Abnormal Chest Radiograph in Active Uveitis Often Sarcoidosis
Fifteen percent of patients with active uveitis of unknown origin have abnormal chest radiographs
WEDNESDAY, June 7, 2017 (HealthDay News) -- Most patients with active uveitis of unknown origin with abnormal chest radiographs have findings consistent with sarcoidosis, according to a study published in the June 1 issue of the Annals of the American Thoracic Society.
Fahriye Groen, M.D., from the Erasmus Medical Center in Rotterdam, Netherlands, and colleagues conducted a retrospective cross-sectional study by reviewing all chest imaging for adults with new-onset uveitis of unknown origin. The authors related radiographic findings to clinical and other imaging characteristics.
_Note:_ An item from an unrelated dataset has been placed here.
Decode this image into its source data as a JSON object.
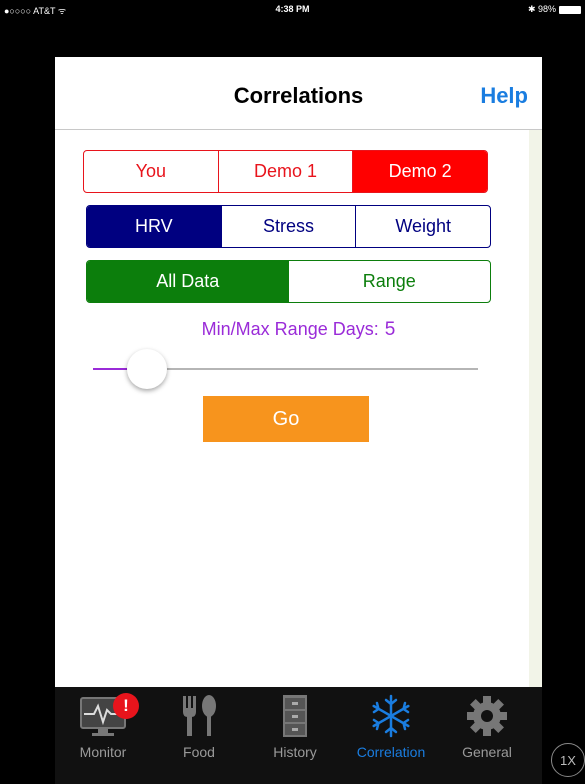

The researchers found that 15 percent of the 200 patients included in the study had abnormal screening chest radiographs. Twenty-two patients (11 percent) had biopsy-confirmed sarcoidosis; 12 additional patients were presumed to have sarcoidosis. For biopsy-confirmed sarcoidosis, the finding of chest radiographic abnormalities interpreted as typical of sarcoidosis was specific, but not sensitive (91 and 64 percent, respectively). The sensitivity was increased to 79 percent with the combination of elevated serum angiotensin-converting enzyme level and chest radiographic findings typical of sarcoidosis. Patients with panuveitis more often had biopsy-confirmed sarcoidosis than those with other anatomical locations of uveitis (20 versus 4 percent).
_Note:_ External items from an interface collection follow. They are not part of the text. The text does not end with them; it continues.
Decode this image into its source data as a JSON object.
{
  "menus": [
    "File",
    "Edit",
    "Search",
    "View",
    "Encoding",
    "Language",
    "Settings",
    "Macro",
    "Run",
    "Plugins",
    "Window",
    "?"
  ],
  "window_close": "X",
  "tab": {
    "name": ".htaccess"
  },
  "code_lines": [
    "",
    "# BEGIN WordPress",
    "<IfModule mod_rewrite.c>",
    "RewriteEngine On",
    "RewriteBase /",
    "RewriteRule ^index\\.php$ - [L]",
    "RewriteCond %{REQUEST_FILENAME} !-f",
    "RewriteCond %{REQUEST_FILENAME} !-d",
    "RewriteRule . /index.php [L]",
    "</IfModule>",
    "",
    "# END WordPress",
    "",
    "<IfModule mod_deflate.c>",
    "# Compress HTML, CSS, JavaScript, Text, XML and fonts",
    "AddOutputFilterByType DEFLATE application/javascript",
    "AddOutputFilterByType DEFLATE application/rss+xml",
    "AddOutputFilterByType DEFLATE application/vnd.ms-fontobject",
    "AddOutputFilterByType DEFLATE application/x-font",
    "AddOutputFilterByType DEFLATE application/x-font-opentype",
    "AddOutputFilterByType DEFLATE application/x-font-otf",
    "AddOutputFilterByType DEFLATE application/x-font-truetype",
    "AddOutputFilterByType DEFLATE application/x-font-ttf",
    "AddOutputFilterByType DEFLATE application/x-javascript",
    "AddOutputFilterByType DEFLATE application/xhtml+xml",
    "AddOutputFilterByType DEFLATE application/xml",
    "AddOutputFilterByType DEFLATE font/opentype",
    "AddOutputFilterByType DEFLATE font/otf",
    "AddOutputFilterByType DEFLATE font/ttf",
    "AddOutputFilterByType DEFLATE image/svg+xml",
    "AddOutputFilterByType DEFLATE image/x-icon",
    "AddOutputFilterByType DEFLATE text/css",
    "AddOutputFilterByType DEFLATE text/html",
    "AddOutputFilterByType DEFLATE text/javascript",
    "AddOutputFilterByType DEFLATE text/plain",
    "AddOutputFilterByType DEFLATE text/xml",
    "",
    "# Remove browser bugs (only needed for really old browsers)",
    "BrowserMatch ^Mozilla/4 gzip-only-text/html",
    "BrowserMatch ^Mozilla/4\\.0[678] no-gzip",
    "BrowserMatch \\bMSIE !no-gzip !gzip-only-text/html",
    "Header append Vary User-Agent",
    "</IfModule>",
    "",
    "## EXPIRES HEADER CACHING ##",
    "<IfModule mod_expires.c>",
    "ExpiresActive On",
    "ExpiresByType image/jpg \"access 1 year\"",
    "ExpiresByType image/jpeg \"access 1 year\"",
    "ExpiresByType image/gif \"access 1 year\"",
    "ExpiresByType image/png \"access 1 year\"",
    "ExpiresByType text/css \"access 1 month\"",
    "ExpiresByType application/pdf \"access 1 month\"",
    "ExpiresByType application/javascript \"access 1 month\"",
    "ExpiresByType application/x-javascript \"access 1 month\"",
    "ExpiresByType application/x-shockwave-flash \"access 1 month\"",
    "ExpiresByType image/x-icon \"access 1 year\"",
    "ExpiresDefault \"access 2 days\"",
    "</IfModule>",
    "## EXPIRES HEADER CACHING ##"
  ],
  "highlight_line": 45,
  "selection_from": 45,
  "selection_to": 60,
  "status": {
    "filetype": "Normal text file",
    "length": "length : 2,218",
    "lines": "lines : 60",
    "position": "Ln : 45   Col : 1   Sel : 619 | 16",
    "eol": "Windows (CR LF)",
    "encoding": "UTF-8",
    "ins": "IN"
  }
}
"Our study shows that an abnormal chest radiograph was observed for 15 percent of 200 patients with active uveitis of unknown origin and of less than one year in duration," the authors write.
The study was partially funded by AbbVie.